When an infant has some form of undetected hearing loss it can have a profound effect on their development as they grow, including causing delays in developing important communication, learning and social skills. If not detected at birth, however, new parents may experience difficulty in spotting the signs of hearing loss in their infant. If you are a new parent with concerns about whether your child is hearing at a normal level, the following information about infant hearing loss will help you learn to recognize possible symptoms and seek professional diagnosis and treatment to correct the problem as quickly as possible.
How many infants are born with hearing loss?
While most children are born with the ability to hear normally, statistics compiled by the National Institute on Deafness and Other Communication Disorders (NIDCD) show that for every 1000 children born in the United States each year, 2 to 3 will be born with some form of hearing loss. This research also shows that an overwhelming percentage of these infants, around 90 percent, are born to parents who hear within normal ranges.
What are some common signs that an infant has some form of hearing loss?
Newborns typically undergo one or more hearing tests at birth or shortly afterward. While these tests are generally considered reliable, infants who pass these screenings can still develop hearing loss in infancy or later. Common signs exhibited by infants with undetected hearing loss typically include:
- lacking a startle response to sudden loud noises
- failing to be soothed by soft voice or sounds when upset
- continuing to sleep soundly in noisy settings or when people are talking nearby
- failing to turn toward sounds or voices
- failing to exhibit changes of expression when noises or voices are nearby
- seeming to react more to vibrations than actual sounds
- failing to learn to recognize their spoken name
- failing to babble and experiment with making verbal sounds
Parents who see their child exhibiting one or more of these behaviors should bring their concerns to the attention of their child's pediatrician immediately and pursue further testing by a reputable audiologist.

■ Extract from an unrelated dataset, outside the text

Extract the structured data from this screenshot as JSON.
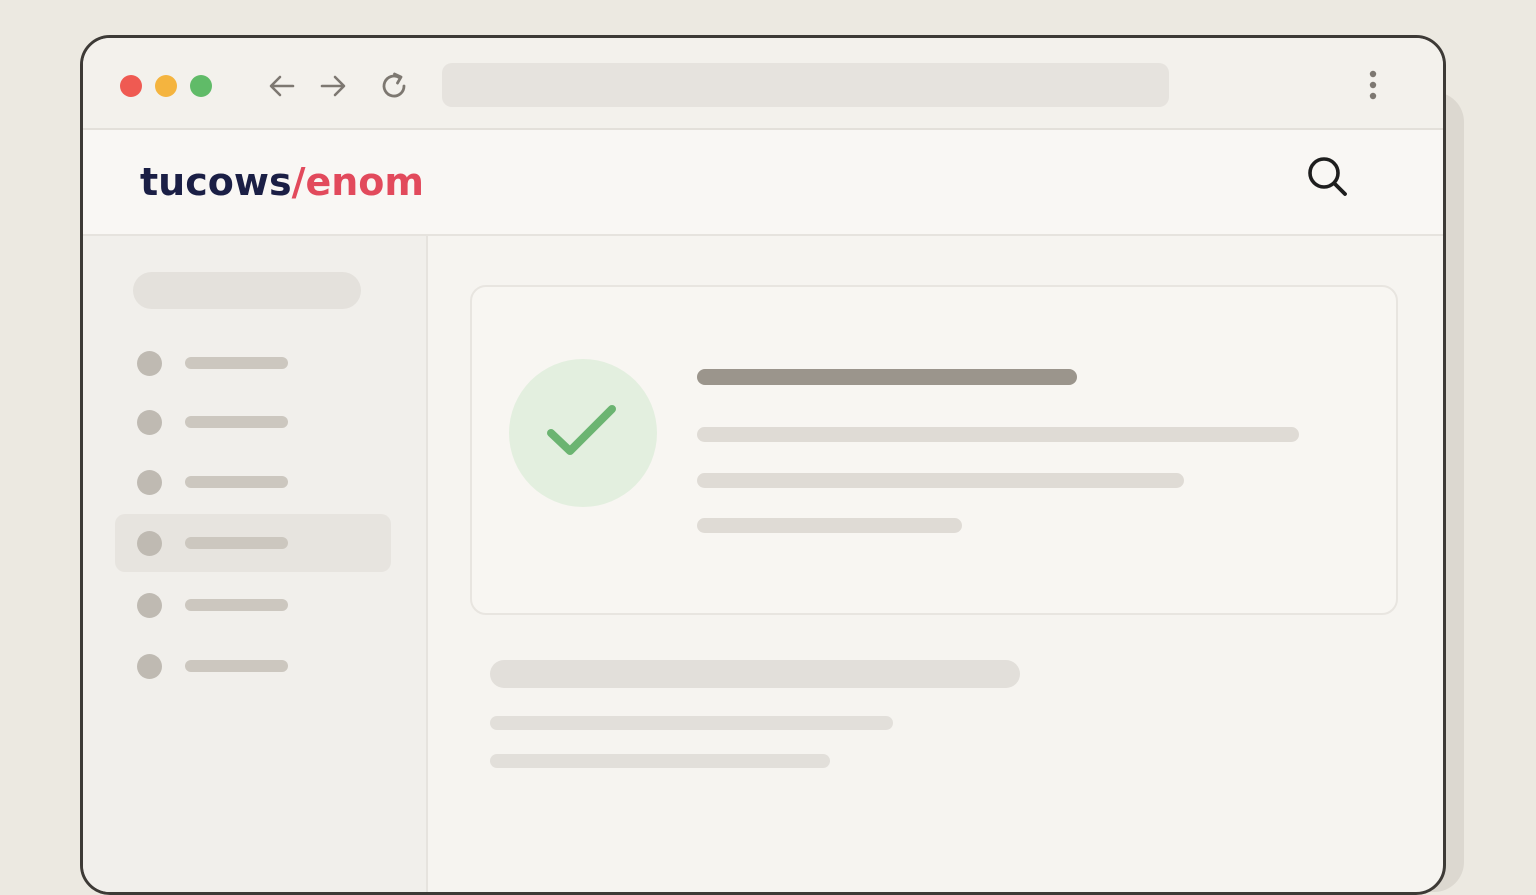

Because hearing loss can result from many different causes, it is important to get a diagnosis as early as possible so that your child can be treated appropriately. When hearing loss is treated early in a child's life, your child has a better chance to learn normal verbalization skills than a child who's hearing loss goes undetected during the early years of their development.